You can also adapt the recipe based on how sharp you want the relish to be. The original recipe called for ½ cup freshly grated horseradish. I like the relish to be searing hot and ½ cup of horseradish was not going to do it. I upped the amount of grated fresh horseradish to 3 cups. I started at 1 cup and moved up from there, tasting between additions until the relish was hot enough for me. To grate the horseradish, I used the bigger grates on my microplane.
10 medium beets
3 cups freshly grated horseradish
2 teaspoons salt
2 cups white vinegar
1/4 cup sugar
6 black peppercorns
If your beets have stems, trim them down to just 1 inch. Leave the roots intact. Scrub the beets thoroughly. Add them to a pot of water, making sure they are completely submerged.

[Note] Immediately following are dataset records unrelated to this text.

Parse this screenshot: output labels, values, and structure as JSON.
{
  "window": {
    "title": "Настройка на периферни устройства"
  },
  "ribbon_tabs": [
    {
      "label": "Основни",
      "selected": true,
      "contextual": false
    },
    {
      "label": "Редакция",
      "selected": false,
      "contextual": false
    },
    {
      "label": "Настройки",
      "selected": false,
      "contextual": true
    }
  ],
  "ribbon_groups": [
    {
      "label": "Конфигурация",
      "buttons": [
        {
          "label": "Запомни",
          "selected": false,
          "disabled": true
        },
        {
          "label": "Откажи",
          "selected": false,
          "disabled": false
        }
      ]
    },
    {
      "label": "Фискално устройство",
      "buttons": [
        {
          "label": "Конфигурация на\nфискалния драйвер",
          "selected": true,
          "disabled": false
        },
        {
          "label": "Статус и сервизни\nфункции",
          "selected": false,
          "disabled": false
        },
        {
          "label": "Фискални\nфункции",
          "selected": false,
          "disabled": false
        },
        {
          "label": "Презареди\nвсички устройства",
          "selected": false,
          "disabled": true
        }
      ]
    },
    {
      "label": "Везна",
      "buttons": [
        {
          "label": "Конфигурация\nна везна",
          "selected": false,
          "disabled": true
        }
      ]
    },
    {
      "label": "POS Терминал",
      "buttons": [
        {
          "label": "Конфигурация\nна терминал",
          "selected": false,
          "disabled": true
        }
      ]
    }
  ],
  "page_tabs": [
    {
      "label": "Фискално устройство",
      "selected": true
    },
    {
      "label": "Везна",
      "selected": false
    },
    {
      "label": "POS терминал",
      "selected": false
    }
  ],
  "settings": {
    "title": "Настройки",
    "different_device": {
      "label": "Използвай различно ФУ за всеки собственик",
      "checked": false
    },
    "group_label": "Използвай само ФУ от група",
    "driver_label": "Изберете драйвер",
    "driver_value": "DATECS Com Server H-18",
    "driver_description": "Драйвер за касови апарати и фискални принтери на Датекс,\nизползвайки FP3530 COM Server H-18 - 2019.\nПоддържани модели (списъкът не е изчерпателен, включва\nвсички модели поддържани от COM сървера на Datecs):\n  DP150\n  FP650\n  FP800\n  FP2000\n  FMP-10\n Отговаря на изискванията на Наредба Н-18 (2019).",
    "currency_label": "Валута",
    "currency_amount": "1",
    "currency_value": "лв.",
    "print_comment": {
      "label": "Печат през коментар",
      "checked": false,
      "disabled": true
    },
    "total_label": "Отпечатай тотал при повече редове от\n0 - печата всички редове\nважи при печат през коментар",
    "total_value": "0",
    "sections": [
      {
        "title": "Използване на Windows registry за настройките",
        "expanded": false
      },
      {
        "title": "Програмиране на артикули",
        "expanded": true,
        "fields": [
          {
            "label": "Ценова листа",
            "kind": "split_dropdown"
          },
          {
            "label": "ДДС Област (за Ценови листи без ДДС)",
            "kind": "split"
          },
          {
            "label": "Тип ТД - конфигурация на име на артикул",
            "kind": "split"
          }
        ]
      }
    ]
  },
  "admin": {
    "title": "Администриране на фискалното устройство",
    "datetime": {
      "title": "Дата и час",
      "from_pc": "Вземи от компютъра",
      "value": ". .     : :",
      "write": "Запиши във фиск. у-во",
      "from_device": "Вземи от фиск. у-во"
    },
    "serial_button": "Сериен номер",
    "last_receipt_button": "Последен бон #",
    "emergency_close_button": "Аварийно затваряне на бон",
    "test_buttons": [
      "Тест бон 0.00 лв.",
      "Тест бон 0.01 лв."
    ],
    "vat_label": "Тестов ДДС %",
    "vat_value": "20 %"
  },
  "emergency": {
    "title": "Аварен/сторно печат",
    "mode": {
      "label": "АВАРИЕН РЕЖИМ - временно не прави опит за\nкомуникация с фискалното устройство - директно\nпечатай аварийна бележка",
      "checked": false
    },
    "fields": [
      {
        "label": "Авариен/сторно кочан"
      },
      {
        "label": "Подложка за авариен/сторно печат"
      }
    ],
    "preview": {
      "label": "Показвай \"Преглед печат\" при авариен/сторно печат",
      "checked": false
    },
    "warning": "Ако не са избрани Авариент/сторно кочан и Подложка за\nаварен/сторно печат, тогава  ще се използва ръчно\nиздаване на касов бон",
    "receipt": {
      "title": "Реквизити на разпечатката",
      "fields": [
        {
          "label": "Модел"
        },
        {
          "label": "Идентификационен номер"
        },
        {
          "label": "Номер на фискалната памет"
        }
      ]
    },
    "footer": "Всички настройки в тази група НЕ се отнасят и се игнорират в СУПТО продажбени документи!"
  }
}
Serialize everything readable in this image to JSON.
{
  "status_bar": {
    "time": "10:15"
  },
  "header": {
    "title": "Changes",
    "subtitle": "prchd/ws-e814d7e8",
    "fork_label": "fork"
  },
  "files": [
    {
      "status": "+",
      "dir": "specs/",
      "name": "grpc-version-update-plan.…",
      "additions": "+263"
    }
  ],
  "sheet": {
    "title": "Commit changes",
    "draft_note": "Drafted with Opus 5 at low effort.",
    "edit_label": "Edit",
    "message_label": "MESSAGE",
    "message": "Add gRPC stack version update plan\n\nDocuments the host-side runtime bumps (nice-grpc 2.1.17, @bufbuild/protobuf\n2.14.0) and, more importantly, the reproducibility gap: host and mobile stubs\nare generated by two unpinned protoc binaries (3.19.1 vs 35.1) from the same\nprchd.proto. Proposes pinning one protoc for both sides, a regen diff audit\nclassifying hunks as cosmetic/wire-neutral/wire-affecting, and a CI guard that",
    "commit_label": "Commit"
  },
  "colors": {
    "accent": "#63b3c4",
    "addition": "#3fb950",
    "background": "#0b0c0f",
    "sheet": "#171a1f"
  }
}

Bring the water to a boil and cook the beets until they are tender. When you can stick a fork into a beet, they are ready. It took an hour of cooking before the beets were tender enough. Drain and cover with cold water to cool them off.
When they have cooled completely, drain them again, slip off the peel and cut off the stems and roots. Grate the beets. I use the medium sized star-shaped ‘grates’ on my box grater. But it’s up to you on how you like the texture of your beets. You can just as easily use the larger size grates. Mix the grated horseradish into the beets.
Combine the vinegar, sugar, salt and peppercorns and bring to a boil. Strain the liquid over the beet mixture. Stir until well combined. Mix and pack into jars. Seal and store in the fridge. Allow the relish to stand for a day before enjoying.
Very slightly adapted from Traditional Ukrainian Cookery (Trident Press, 1957)
By Savella Stechishin
This is a quick pickle for mushrooms that’s ready to enjoy the day after you make them. Your mushrooms should be in good shape: the caps should be smooth, firm and white. The caps should be closed (no gaps between the underside of the cap where it meets the stem). Smaller sized mushrooms can be pickled whole; if some of the mushrooms are a wee big, then they should be cut in half. But please note that the mushrooms will shrink a bit after they are cooked.
1 pound small button mushrooms
1 small onion, thinly sliced
fresh dill sprigs (optional)
2/3 cup white vinegar
½ cup water
1 small bayleaf
1 teaspoon salt
1 teaspoon sugar
1 tablespoon cooking oil (I used grapeseed oil; canola oil would be a good choice, too.)
Clean and wash the mushrooms. Leave the stem attached to the cap.
Bring a pot of salted water to boil. Add the mushrooms and cook for 15 minutes. Drain and set aside to cool.
Now onto the pickling liquid. The amount of liquid you’ll ultimately need will depend on the size of jar (or jars) and how tightly you pack the mushrooms. I packed the mushrooms into two jars, 500 ml each. I had to double the recipe for the pickling liquid to have enough. If you like milder mushrooms, use equal parts water and vinegar. Combine the vinegar with the remaining ingredients, except the oil. Bring to a boil, then turn down the heat to a simmer for 15 minutes. Strain the liquid and set aside to cool.
Pack the mushrooms into the jar, layering with the sliced onions. If you choose to use the dill, layer it in as well. I love dill and I loved how the mushrooms were ‘dill-y’ tasting. But if you’re not a fan or you’re not sure if you’ll like that taste, then I would leave out. The dill taste is distinct.
Pour the liquid over the mushrooms and then top off with the oil so that the mushrooms are completely submerged. Put the lid on and store in the refrigerator. After 12 hours, the mushrooms will be ready to enjoy.